At the end of 2020, Nassau County Legislator Debra Mulé, of Freeport, joined the student group Long Island Laboring Against Covid-19 to donate 15,000 masks and other personal protective equipment to the Mount Sinai South Nassau hospital in Oceanside.
A few days later, Mulé got a call from the hospital, saying that while the PPE kits and hospital gowns were appreciated, the masks could not be used because they were not medical grade.
Mulé asked LILAC if she could distribute the masks to the communities that she represents, and after receiving the OK, Mulé and her team went out on Jan. 8, 10 and 11 and handed out the masks to senior center members, first responders and other at-risk groups in Freeport, Baldwin, Rockville Centre and South Hempstead.
“When the hospital couldn’t use the masks, that was a door closing, but when one door closes, a window opens,” Mulé said. “In this case, it was several windows opening.”

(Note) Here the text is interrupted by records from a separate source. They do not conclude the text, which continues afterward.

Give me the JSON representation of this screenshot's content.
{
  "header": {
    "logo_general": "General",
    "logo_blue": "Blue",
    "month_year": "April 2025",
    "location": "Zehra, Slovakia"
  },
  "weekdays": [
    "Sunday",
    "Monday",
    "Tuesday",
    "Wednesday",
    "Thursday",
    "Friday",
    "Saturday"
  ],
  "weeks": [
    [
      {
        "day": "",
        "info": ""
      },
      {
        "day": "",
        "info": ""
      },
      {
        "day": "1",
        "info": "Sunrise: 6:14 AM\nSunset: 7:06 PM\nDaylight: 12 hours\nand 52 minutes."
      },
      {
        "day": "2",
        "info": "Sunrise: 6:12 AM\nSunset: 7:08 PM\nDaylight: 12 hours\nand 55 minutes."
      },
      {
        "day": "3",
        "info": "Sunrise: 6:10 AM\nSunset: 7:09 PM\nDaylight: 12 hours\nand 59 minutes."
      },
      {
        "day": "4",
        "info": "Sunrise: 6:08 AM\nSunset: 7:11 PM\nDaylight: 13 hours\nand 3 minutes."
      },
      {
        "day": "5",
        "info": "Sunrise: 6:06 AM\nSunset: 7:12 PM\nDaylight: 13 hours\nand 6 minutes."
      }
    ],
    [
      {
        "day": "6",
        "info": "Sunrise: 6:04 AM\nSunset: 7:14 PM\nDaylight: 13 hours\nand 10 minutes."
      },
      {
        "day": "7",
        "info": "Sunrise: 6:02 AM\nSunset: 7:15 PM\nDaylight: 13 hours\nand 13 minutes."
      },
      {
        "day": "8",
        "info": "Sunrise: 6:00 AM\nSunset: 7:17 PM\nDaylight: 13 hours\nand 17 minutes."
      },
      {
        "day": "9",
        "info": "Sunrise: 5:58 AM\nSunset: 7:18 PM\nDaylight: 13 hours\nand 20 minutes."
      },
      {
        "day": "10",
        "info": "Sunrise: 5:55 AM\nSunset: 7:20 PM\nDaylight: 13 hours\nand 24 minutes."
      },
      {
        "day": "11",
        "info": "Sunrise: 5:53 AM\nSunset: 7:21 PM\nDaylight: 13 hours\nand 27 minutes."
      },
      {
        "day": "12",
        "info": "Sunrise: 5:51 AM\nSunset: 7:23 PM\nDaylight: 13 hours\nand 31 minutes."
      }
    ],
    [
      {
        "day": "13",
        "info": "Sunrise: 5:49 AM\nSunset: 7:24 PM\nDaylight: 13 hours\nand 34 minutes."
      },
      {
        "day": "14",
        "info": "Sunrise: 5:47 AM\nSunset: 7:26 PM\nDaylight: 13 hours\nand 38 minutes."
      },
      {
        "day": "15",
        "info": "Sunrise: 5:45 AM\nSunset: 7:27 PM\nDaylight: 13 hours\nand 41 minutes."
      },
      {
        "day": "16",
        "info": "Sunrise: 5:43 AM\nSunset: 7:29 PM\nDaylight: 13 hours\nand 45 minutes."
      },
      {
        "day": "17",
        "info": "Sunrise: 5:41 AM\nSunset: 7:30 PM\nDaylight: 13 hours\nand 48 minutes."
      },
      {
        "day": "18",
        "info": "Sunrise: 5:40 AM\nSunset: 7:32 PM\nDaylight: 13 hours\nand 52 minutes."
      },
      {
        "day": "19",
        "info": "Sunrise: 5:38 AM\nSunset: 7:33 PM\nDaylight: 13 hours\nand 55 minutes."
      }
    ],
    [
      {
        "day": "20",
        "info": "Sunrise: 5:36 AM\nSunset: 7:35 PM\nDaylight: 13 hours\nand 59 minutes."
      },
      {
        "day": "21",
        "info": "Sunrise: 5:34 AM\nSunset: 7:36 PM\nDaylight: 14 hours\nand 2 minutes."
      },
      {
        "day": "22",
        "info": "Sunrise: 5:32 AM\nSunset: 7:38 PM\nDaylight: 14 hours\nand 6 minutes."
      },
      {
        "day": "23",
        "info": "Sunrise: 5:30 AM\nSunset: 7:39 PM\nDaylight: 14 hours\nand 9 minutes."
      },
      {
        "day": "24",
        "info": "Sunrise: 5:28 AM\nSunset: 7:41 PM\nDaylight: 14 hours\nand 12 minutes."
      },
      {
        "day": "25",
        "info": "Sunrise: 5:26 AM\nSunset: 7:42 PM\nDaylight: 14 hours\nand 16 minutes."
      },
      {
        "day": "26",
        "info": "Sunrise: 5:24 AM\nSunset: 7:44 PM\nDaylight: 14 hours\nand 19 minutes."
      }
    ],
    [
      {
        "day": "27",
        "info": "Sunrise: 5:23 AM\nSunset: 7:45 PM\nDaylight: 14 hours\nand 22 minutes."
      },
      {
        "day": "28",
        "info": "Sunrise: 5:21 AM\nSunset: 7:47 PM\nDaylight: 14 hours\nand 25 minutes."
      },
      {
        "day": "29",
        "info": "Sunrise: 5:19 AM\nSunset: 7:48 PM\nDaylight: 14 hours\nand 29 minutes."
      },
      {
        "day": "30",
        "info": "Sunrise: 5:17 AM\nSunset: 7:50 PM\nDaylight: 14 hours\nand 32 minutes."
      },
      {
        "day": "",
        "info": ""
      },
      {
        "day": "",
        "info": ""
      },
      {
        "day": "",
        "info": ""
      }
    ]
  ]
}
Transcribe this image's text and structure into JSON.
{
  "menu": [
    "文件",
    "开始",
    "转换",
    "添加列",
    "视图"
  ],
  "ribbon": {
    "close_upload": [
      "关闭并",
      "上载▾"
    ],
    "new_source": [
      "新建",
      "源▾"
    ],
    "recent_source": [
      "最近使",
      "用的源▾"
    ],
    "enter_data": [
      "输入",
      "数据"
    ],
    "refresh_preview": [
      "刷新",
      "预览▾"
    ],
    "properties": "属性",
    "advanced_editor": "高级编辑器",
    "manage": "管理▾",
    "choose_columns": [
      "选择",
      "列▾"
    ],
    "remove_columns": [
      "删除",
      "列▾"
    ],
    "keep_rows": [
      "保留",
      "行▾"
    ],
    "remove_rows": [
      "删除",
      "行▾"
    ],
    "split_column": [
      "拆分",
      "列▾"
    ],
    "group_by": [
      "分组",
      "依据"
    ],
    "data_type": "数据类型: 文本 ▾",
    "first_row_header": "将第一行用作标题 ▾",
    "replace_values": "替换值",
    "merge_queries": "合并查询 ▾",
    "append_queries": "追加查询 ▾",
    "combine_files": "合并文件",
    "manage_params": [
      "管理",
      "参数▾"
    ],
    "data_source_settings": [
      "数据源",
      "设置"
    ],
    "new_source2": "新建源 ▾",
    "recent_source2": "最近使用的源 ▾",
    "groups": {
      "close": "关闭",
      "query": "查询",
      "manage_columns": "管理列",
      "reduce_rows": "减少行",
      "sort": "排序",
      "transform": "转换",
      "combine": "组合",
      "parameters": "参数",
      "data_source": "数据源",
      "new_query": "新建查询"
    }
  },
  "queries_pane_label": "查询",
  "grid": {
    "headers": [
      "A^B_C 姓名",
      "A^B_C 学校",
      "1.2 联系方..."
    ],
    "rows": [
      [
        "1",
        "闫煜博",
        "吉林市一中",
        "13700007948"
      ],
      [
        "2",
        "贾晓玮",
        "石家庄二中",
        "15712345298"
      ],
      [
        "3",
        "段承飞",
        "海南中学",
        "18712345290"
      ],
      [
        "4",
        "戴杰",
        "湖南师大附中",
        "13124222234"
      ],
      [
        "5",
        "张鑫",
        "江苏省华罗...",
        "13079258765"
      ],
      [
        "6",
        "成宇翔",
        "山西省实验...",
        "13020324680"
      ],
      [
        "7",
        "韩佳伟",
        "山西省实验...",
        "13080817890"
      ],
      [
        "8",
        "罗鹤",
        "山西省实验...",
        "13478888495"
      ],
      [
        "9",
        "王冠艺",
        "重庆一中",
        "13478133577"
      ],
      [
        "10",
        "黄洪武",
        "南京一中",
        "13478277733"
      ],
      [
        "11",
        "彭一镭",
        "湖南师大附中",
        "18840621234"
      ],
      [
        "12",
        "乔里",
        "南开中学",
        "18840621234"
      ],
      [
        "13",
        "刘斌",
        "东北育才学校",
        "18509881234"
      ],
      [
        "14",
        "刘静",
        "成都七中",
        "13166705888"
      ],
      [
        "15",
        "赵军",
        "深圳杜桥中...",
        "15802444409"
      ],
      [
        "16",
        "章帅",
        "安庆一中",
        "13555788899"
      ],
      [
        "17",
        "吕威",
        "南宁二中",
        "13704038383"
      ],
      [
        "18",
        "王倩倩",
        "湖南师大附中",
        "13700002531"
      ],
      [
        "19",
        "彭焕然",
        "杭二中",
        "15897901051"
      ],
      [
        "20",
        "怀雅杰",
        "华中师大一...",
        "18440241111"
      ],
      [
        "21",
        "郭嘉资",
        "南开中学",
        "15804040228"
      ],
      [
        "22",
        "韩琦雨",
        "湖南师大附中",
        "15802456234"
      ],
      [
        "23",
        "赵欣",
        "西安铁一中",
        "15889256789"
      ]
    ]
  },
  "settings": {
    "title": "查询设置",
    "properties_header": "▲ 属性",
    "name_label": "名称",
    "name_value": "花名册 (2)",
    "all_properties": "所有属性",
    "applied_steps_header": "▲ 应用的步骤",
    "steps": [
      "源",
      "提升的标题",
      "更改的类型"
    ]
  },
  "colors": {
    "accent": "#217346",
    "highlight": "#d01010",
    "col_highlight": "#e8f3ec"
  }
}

During the three-day distribution, Mulé and her team gave out masks to the Freeport, Baldwin and South Nassau fire departments, the Freeport and Baldwin American Legion posts, the Freeport Police Department, Freeport Housing Authority, St. Christopher’s Parish Outreach, Oceanside Senior Center and Hispanic Brotherhood Senior Center.

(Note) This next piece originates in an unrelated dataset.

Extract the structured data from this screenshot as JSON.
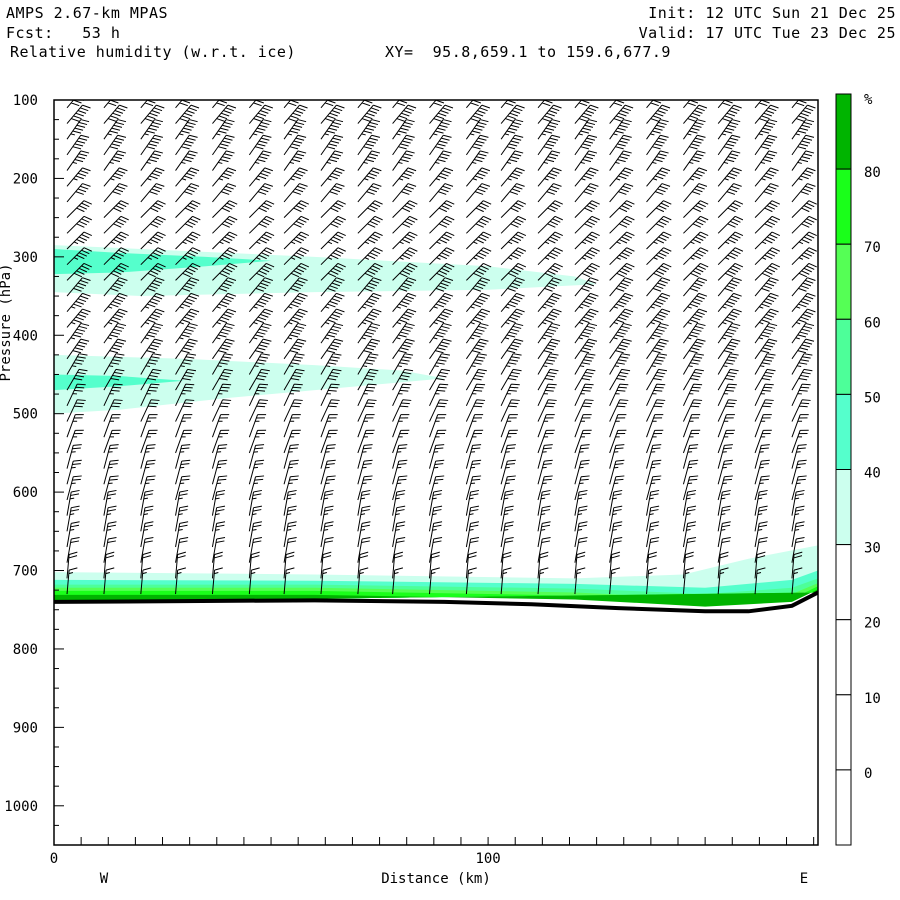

Mulé hoped to distribute more masks to the fire departments in Merrick and Oceanside.
Freeport Police Chief Mike Smith said he was thankful for the donation. “We are grateful for the donation of surgical masks from LILAC to the members of the Freeport Police Department,” Smith said. “The hundreds of masks that we have received will help to ensure the safety of all of our officers during the current pandemic.”
Mulé had previously worked with LILAC to deliver 10,000 masks to the Freeport School District over the summer.
Sabrina Guo, 14, of Oyster Bay Cove, founded LILAC to help first responders during the height of the pandemic last spring. Since then, the organization has donated thousands of masks and PPE to hospitals, first responders, essential workers, school districts and communities across Long Island.
During the summer mask donation event in Freeport, Guo said she wanted LILAC to focus part of its distributions to communities of color, which have been hit harder by the pandemic than neighboring areas. Minority-majority communities like Freeport, Hempstead and Valley Stream continue to have the highest Covid-19 positive cases in Nassau County, according to the County Department of Health.
Freeport, the county’s third-hardest-hit community, had more than 3,600 cases confirmed as of Jan. 13.
While the infection rate dropped over the summer, with only about 100 cases confirmed every month, the rate has continued to increase in recent weeks and months, with the latest trend showing nearly 300 new cases confirmed each week in the village.
Mulé said she hoped more PPE and social distancing would help curb the numbers, as well as the distribution of vaccines to first responders and older seniors. “We have to remain vigilant,” she said. “We need to stay home as much as possible and do our part to overcome this pandemic.”
Freeport Mayor Robert Kennedy agreed, and said the village was doing all it could to provide PPE to residents.
On Christmas Eve, Leon Sanchez, of Newman Realty, in Malverne, acquired 24,000 masks from an anonymous donor to give to Freeport. Kennedy said some of the masks have been distributed to the fire and police departments, as well as senior homes in the village.
Like the thousands of other masks that the village has already given out since April, residents can pick up additional masks at Village Hall and the Freeport Recreation Center. Homebound residents can call Village Hall to schedule a mask delivery.
Village police officers who patrol the village are offering free masks to residents and visitors.
“Along with the masks, we have gloves and hand sanitizers that we can give out,” Kennedy said. “Whatever our residents need, we have them.”